You think you have it bad, huh kid, try this on for size.
Anyway, I'm glad he's gone. There's no good facebook copy/paste quote for that. No, "copy and repost if you agree!" I am angry at my dad for being immature, for being so self centered, and for being such a loser. I am also grateful that he's dead because if he'd remained the person that I knew, I would never have allowed him to even look at a picture of my children.
I have had this conversation with many people and for so many reasons I don't think I will ever be able to forgive my father and there is an admittedly sizable part of me that wants to believe in hell so that he has to be there as a consequence for his behavior. Another part of me wants to believe that this was the world's way of making my life easier: by having him remove himself.

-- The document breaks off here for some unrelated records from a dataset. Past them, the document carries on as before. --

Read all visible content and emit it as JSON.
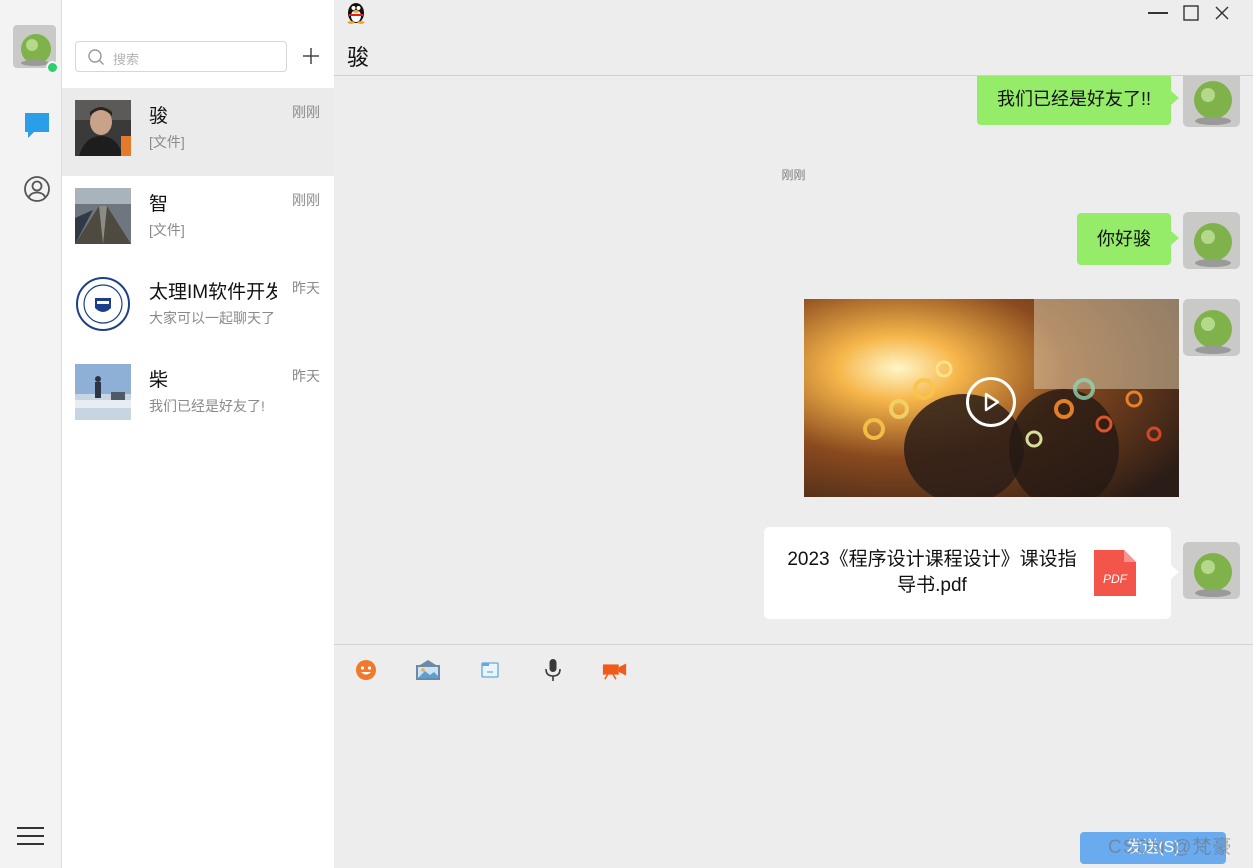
{
  "search": {
    "placeholder": "搜索"
  },
  "conversations": [
    {
      "name": "骏",
      "preview": "[文件]",
      "time": "刚刚",
      "active": true
    },
    {
      "name": "智",
      "preview": "[文件]",
      "time": "刚刚",
      "active": false
    },
    {
      "name": "太理IM软件开发",
      "preview": "大家可以一起聊天了",
      "time": "昨天",
      "active": false
    },
    {
      "name": "柴",
      "preview": "我们已经是好友了!",
      "time": "昨天",
      "active": false
    }
  ],
  "chat": {
    "title": "骏",
    "messages": [
      {
        "type": "text",
        "text": "我们已经是好友了!!"
      },
      {
        "type": "time",
        "text": "刚刚"
      },
      {
        "type": "text",
        "text": "你好骏"
      },
      {
        "type": "video"
      },
      {
        "type": "file",
        "file_name": "2023《程序设计课程设计》课设指导书.pdf",
        "file_badge": "PDF"
      }
    ],
    "send_label": "发送(S)",
    "watermark": "CSDN @梵豪"
  },
  "icons": {
    "rail": [
      "chat-bubble-icon",
      "contacts-icon",
      "menu-icon"
    ],
    "toolbar": [
      "emoji-icon",
      "image-icon",
      "folder-icon",
      "microphone-icon",
      "video-camera-icon"
    ],
    "window": [
      "minimize-icon",
      "maximize-icon",
      "close-icon"
    ]
  },
  "colors": {
    "accent": "#2b9ee9",
    "bubble": "#95ec69",
    "online": "#2bd06b",
    "pdf": "#f4554a",
    "send": "#6aabf0"
  }
}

In any case, happy fathers day to FATHERS. Men who physically, verbally, sexually, and mentally assault children and their mothers: join my dad in hell.
Thursday, June 16, 2011
This picture is from going to see Sloan for the first time - despite being a long time fan... like 15 years long. About 1 am after the show, I got a CD autographed and had brief conversations with everyone in the band, and as my husband took pictures using his phone, Chris Murphy moved us over to the edge of the stage and positioned us in one of the few lights that remained on while the crew broke down equipment. He looked at John, smiled, and told me "find your light."
It was a moment that I keep returning to, it was a really thoughtful gesture. Not that I was in any way surprised that a Canadian bassist would be polite, thoughtful, and sincere in general - but that after playing shows for 20 years and taking countless pictures with giddy fans there was no sense of "this gets old" or "not again" or anything like that. It's a great thing to do what you love with your life and to have other people enjoy it, benefit from it, and be inspired by it.
Wednesday, November 11, 2009
Joey points to his sister, standing next to the television with her finger on the power button. She looks at me. This child rarely blinks, which is odd because her eyes are as big as golf balls. Her tiny little finger puts pressure on the power button. Off. On. Off. On. Off. On. Off.
"Nonononononononononononononono," she tells me.
Her finger comes away from the television to admonish me (a cat? her brother? the air?).
You always hear that kids imitate what they see. My kids love to admonish each other, help with the dishes, and go bye bye. Joey wants to go shopping every time we get in the car. I wish I shopped as much as he wants to; we really only grocery shop on Saturdays.
I have a contented life, but watching what my kids do in imitation of me is a little depressing. In their eyes right now I'm a grocery shopping, bath giving, no-doling, dishwasher who occasionally slips them a little piece of cheese.